Publication Type: Abstract Only
Publication Acceptance Date: June 12, 2008
Publication Date: N/A
Technical Abstract: The rate of decline of teliospore viability over a 7-year period was determined for teliospores of Tilletia indica, the causal agent of Karnal bunt of wheat, in field plots in Tucson, AZ. During the study, polyester mesh bags, each containing 3 g teliospore-infested soil, were received from Maryland, Kansas, Arizona, and Georgia were used for the study. They are recovered from two irrigated and two non-irrigated field plots at 6- to 24-month intervals. Each soil sample was extracted by means of a sucrose centrifugation technique, treated with acidic electrolyzed water, and plated onto 2.0 percent water agar containing antibiotics. Eleven days later, germination percentages were determined. One thirty-fifth of the remaining soil residue (containing teliospores not able to be extracted) was treated with acidic electrolyzed water, plated onto water agar containing antibiotics, and quantified as above. For each respective soil sample, the number of viable teliospores calculated to be present in the entire sucrose-centrifugation extract was added to the number of viable teliospores calculated to be present in the soil residue, and the sum was termed “total number of viable teliospores” (TNVT) per 3-g soil sample. Based on nonlinear regressions, the TNVT decreased from 55.7 percent at time zero to 3.9 and 4.6 percent after 7 years in irrigated and non-irrigated field plots, respectively. Using regression analyses, we estimated that the total number of viable teliospores would approach zero in 12.8 years in irrigated field plots, 18.2 years in non-irrigated field plots, and 38.0 years in the same soils maintained in the laboratory.
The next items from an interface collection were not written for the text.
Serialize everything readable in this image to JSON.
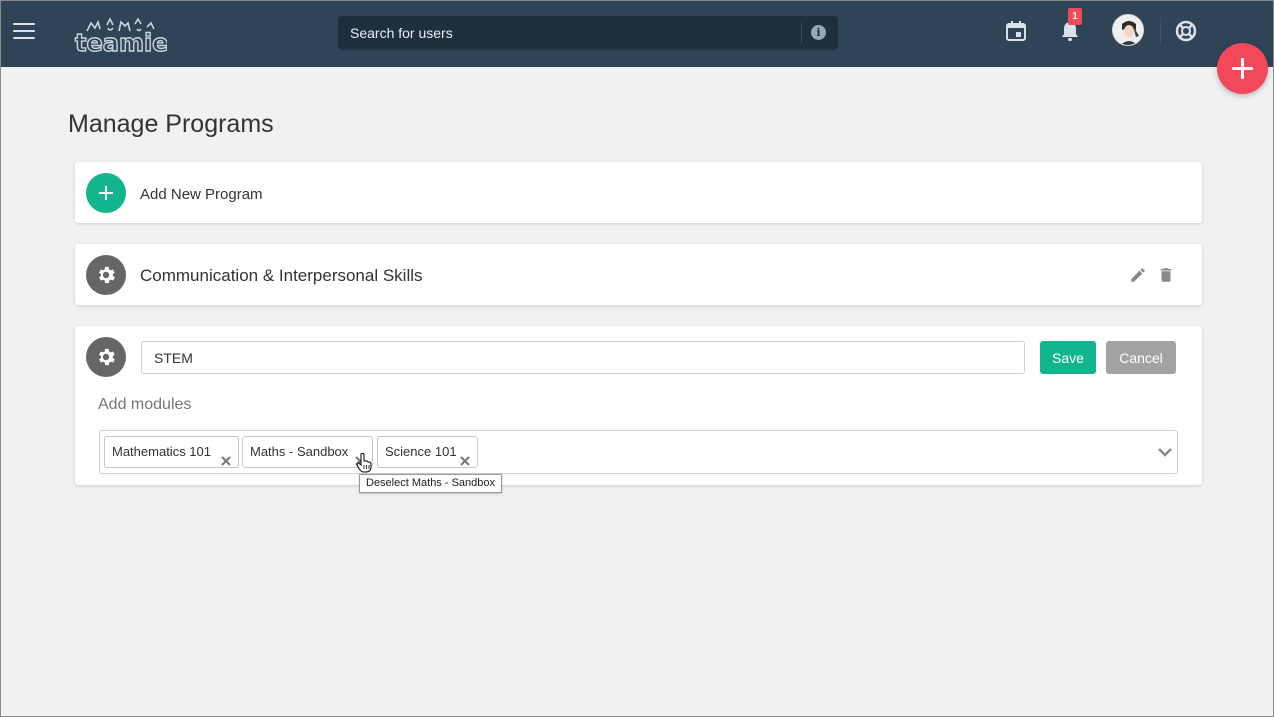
{
  "header": {
    "logo_text": "teamie",
    "search": {
      "placeholder": "Search for users"
    },
    "notifications": {
      "count": "1"
    },
    "icons": {
      "menu": "hamburger-menu-icon",
      "info": "info-icon",
      "calendar": "calendar-icon",
      "notifications": "bell-icon",
      "help": "lifebuoy-icon",
      "fab": "plus-icon"
    }
  },
  "main": {
    "title": "Manage Programs",
    "add_program": {
      "label": "Add New Program"
    },
    "programs": [
      {
        "name": "Communication & Interpersonal Skills"
      }
    ],
    "editor": {
      "name_value": "STEM",
      "save_label": "Save",
      "cancel_label": "Cancel",
      "modules_label": "Add modules",
      "modules": [
        {
          "label": "Mathematics 101"
        },
        {
          "label": "Maths - Sandbox"
        },
        {
          "label": "Science 101"
        }
      ]
    },
    "tooltip": "Deselect Maths - Sandbox"
  },
  "colors": {
    "topbar": "#2f4456",
    "accent_green": "#12b58e",
    "fab_red": "#f3475a",
    "badge_red": "#ef4a5a",
    "background": "#f1f1f3"
  }
}
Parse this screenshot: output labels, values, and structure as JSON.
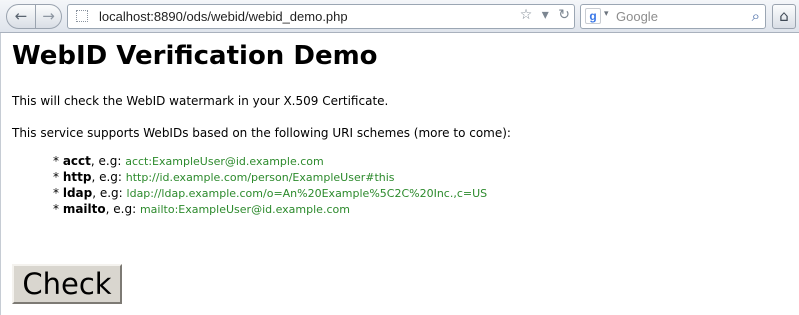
{
  "browser": {
    "back_icon": "←",
    "forward_icon": "→",
    "url": "localhost:8890/ods/webid/webid_demo.php",
    "bookmark_icon": "☆",
    "dropdown_icon": "▾",
    "reload_icon": "↻",
    "search_engine_icon": "g",
    "search_engine_caret": "▾",
    "search_placeholder": "Google",
    "search_icon": "⌕",
    "home_icon": "⌂"
  },
  "page": {
    "title": "WebID Verification Demo",
    "intro": "This will check the WebID watermark in your X.509 Certificate.",
    "schemes_intro": "This service supports WebIDs based on the following URI schemes (more to come):",
    "schemes": [
      {
        "bullet": "* ",
        "name": "acct",
        "eg": ", e.g: ",
        "example": "acct:ExampleUser@id.example.com"
      },
      {
        "bullet": "* ",
        "name": "http",
        "eg": ", e.g: ",
        "example": "http://id.example.com/person/ExampleUser#this"
      },
      {
        "bullet": "* ",
        "name": "ldap",
        "eg": ", e.g: ",
        "example": "ldap://ldap.example.com/o=An%20Example%5C2C%20Inc.,c=US"
      },
      {
        "bullet": "* ",
        "name": "mailto",
        "eg": ", e.g: ",
        "example": "mailto:ExampleUser@id.example.com"
      }
    ],
    "check_label": "Check"
  }
}
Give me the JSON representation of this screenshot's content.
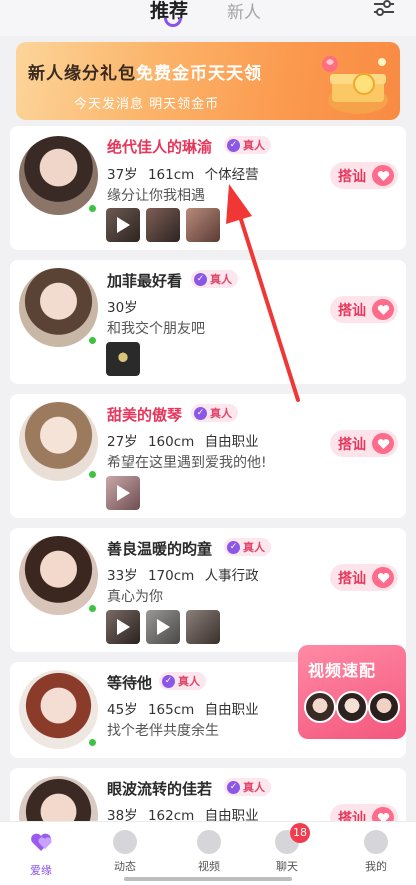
{
  "tabs": {
    "active": "推荐",
    "other": "新人"
  },
  "banner": {
    "title_part1": "新人缘分礼包",
    "title_part2": "免费金币天天领",
    "subtitle": "今天发消息  明天领金币"
  },
  "verified_label": "真人",
  "greet_label": "搭讪",
  "profiles": [
    {
      "name": "绝代佳人的琳渝",
      "meta": "37岁 161cm 个体经营",
      "motto": "缘分让你我相遇"
    },
    {
      "name": "加菲最好看",
      "meta": "30岁",
      "motto": "和我交个朋友吧"
    },
    {
      "name": "甜美的傲琴",
      "meta": "27岁 160cm 自由职业",
      "motto": "希望在这里遇到爱我的他!"
    },
    {
      "name": "善良温暖的昀童",
      "meta": "33岁 170cm 人事行政",
      "motto": "真心为你"
    },
    {
      "name": "等待他",
      "meta": "45岁 165cm 自由职业",
      "motto": "找个老伴共度余生"
    },
    {
      "name": "眼波流转的佳若",
      "meta": "38岁 162cm 自由职业",
      "motto": ""
    }
  ],
  "video_match": {
    "label": "视频速配"
  },
  "nav": {
    "items": [
      {
        "label": "爱缘"
      },
      {
        "label": "动态"
      },
      {
        "label": "视频"
      },
      {
        "label": "聊天"
      },
      {
        "label": "我的"
      }
    ],
    "chat_badge": "18"
  },
  "colors": {
    "accent": "#8a53e8",
    "pink": "#e8365b",
    "online": "#3fc241"
  }
}
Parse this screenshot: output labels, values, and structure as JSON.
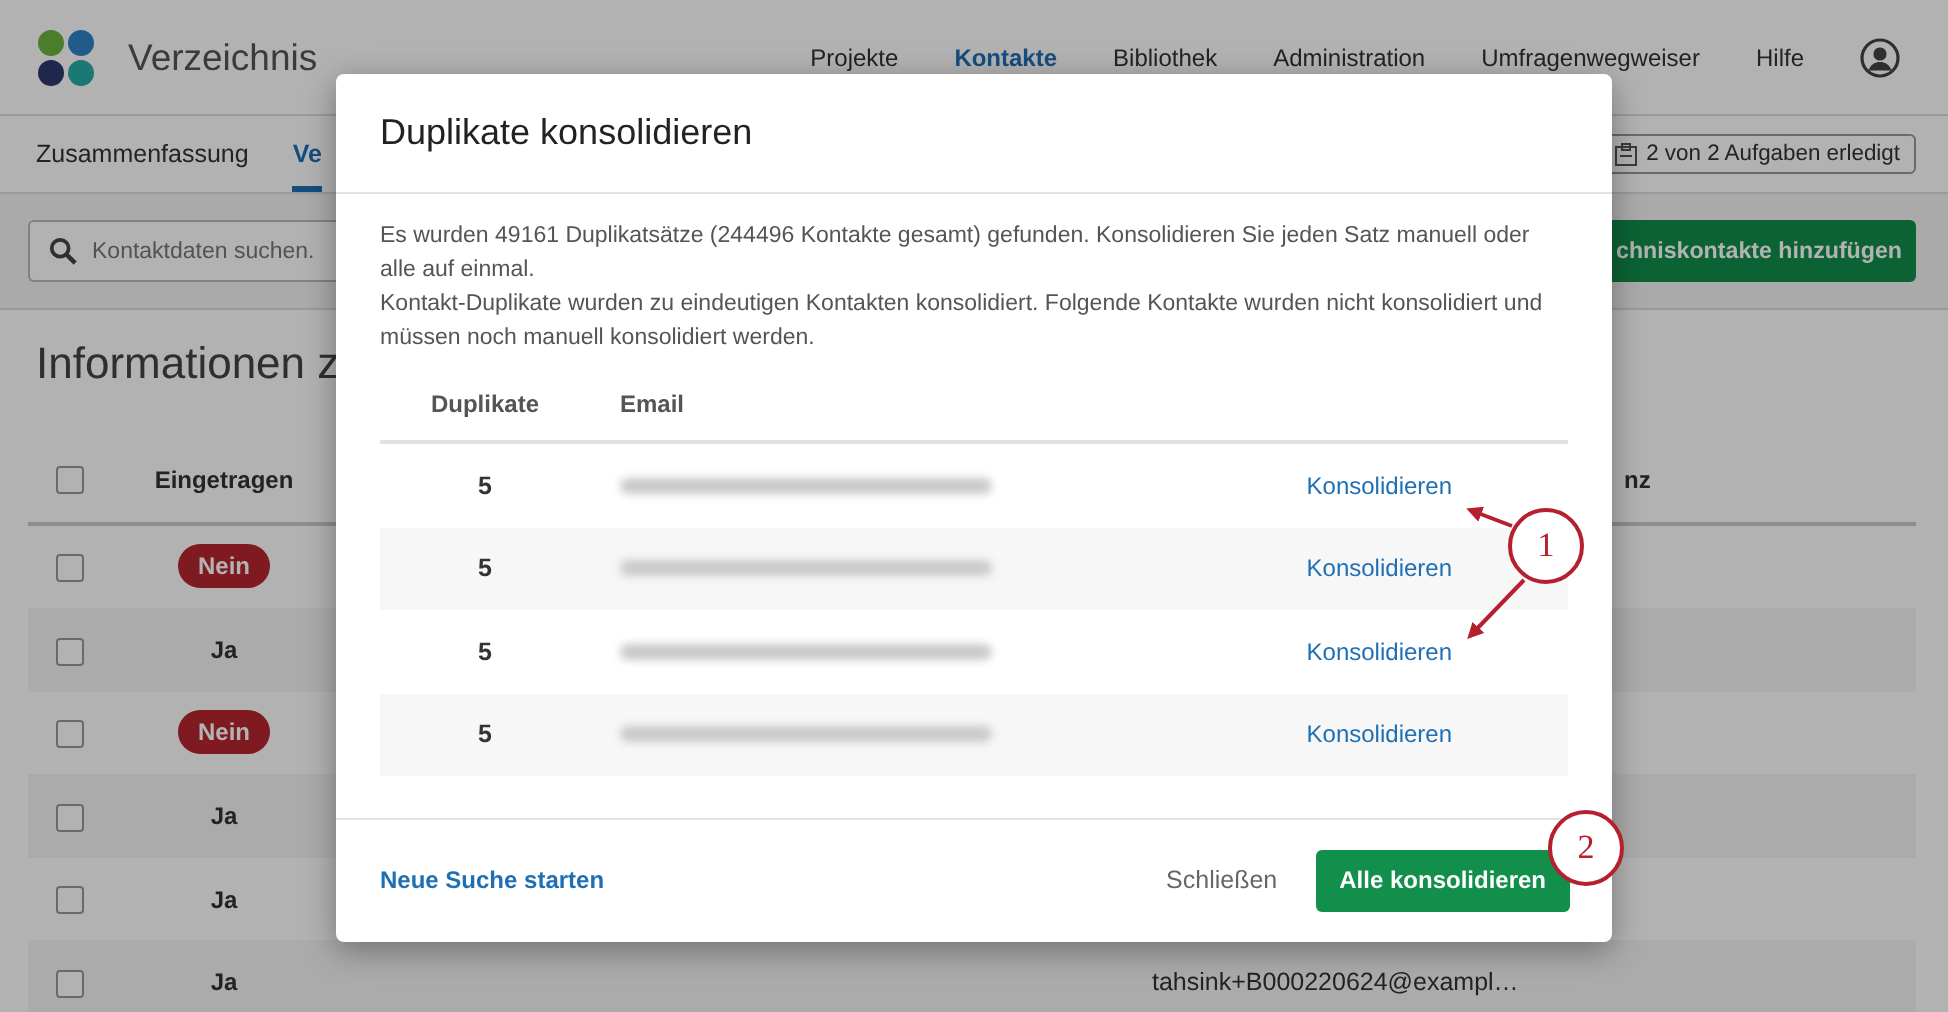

The rates of decline in teliospore viability were greater for soils from Maryland and Kansas than soils from Arizona or Georgia, indicating that longevity of Karnal bunt teliospores varies greatly among soils.